* Available records

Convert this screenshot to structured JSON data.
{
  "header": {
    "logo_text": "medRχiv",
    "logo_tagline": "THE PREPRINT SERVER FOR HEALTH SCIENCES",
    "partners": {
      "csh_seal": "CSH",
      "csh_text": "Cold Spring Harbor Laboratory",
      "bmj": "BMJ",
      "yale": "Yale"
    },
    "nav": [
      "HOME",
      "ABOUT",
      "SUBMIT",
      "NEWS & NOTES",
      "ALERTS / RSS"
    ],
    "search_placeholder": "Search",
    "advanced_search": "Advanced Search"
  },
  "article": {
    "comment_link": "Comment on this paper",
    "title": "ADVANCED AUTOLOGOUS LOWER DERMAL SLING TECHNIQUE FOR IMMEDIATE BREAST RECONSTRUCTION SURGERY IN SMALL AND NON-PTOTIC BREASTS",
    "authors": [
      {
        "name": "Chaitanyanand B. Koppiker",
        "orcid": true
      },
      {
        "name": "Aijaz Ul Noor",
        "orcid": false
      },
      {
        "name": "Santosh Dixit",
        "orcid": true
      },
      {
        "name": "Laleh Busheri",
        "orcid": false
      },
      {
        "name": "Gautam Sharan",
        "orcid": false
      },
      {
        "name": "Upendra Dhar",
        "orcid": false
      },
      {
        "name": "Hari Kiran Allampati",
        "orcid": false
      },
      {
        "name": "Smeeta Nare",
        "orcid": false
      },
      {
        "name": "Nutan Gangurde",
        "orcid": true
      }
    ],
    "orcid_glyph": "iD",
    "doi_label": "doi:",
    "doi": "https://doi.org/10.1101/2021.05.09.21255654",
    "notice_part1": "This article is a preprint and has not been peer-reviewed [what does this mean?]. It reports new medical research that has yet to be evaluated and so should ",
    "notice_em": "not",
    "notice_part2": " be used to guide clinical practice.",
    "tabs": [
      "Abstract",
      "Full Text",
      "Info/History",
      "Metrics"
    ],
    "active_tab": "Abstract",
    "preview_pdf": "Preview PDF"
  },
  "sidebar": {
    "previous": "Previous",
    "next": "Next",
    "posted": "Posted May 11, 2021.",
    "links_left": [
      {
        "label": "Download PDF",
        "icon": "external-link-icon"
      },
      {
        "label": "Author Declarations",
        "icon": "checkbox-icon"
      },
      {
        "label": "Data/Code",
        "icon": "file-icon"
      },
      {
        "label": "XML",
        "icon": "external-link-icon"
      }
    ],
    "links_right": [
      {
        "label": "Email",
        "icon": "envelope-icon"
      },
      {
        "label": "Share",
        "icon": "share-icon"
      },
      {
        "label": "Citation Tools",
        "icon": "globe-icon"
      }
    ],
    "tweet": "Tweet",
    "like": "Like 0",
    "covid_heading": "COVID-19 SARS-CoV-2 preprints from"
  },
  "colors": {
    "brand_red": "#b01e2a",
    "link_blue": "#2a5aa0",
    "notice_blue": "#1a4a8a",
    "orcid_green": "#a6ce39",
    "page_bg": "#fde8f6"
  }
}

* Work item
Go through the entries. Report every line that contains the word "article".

* Worked solution
  "article": {
    "notice_part1": "This article is a preprint and has not been peer-reviewed [what does this mean?]. It reports new medical research that has yet to be evaluated and so should ",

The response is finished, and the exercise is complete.